The express buses have not, as yet, proved a very great success, although, curiously enough, they seemed at first to be well patronized ; these vehicles now run more than half empty on the majority of their trips. The express services are being continued for the present, however, and there is little doubt that the spare express-type ()ranibusee will be very useful for the regular service which is being instituted between Paris and the Montlhery motor racing track in the coming season.
The work of street cleansing, watering, sweeping and collection of refuse in Pails is performed by four separate companies of contractors. The most important is a subsidiary of Messrs. C. G. 0. Schneider. This company, who are ;known as the " Sita," do the bulk• of the refuse collecticin and disposal work. The fleet of the " Sita " comprises nearly 520 tipping wagons. These wagons are all mounted on the standard 7-ton C. G. 0. Schneider chassis. The tipping arrangement is mechanically operated by means of cables, the winding (hems being worm-driven from the gearbox. The type of bodyi used on these wagons is built entirely of steel and is Provided with sectional sliding covers.
In addition to the refuse lorries of the " Site," a further •100 tipping wagons are employed for this work by the Soci6t6 Anxiliaire des Services Munieipales, known as the S.A.S.M. One half of this fleet is composed of Latil wagons, the remainder being De Diens. The S.A.S.M. also run over 150
sweepers and water carts, almost all of them being De Dion vehicles.

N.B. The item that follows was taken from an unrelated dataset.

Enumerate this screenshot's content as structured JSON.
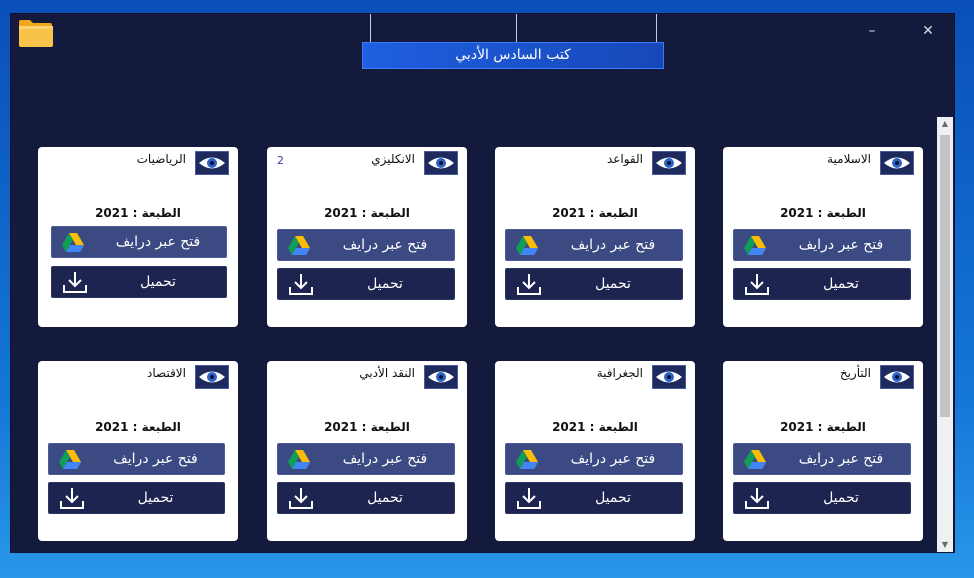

The hire department of the Daftly Co. also runs a fleet of nearly 150 Laffiy sweepers and water carts. A fourth contracting company maintain a fleet of about 50 Latil refuse-collecting lorries.
With regard to the contracting-out system as it exists in Paris to-day it may be said without any hesitation that the work is done most efficiently in all
branches. There certainly would appear to be advantages in a system which encourages private enterprise, when, as in this case, the results are satisfactory from the point of view of the public.
The municipal ambulances of Paris are all run for the Asei,stance Publique by the hire department of Messrs. Panhard and Levassor. They are very flue vehicles, nearly all of them being mounted on Panhard chassis of modern pattern and fitted with fotte-wheel braking, lbw-pressure tyres and other up-to
date equipment. Needless to say, theservice is splendidly maintained.
As the main-drainage system obtains throughout the 'whole of Paris proper, the Municipal Connell does not have to concern itself with cesspool emptying. Certain outlying suburbs still have the cesspool system and, in these eases, the local councils arrange for private contractors to undertake the work of emptying, etc. The operations, in most instances; are performed by antique horse-drawn pumps built in the early part of last century. Curionsly enough, in at /east one case, the said archaic machines are accompanied in their labours by brand-new motor tank wagons, mounted on pneumatic tyres.
The tasks of road construction, repairing and maintenance are largely given over to outside contractors, although, for once in a way, the Municipal Council enters into the game and tactually owns a factory for the production of wood-paving blocks.
Sonic of the contractors use Very upto-date methods in road making. One company in particular use an enormous steam concrete-mixing machine, which is capable of travelling under its own power on creeper tracks.
During the war the peeements of Paris were badly neglected, and for some time afterwards the shortage of labour Made it difficult to catch up with the repair work. For the past two years, however, the Municipal Council has been making very strenuous efforts to improve matters, and ninny of the mein boulevards are now in excellent condition.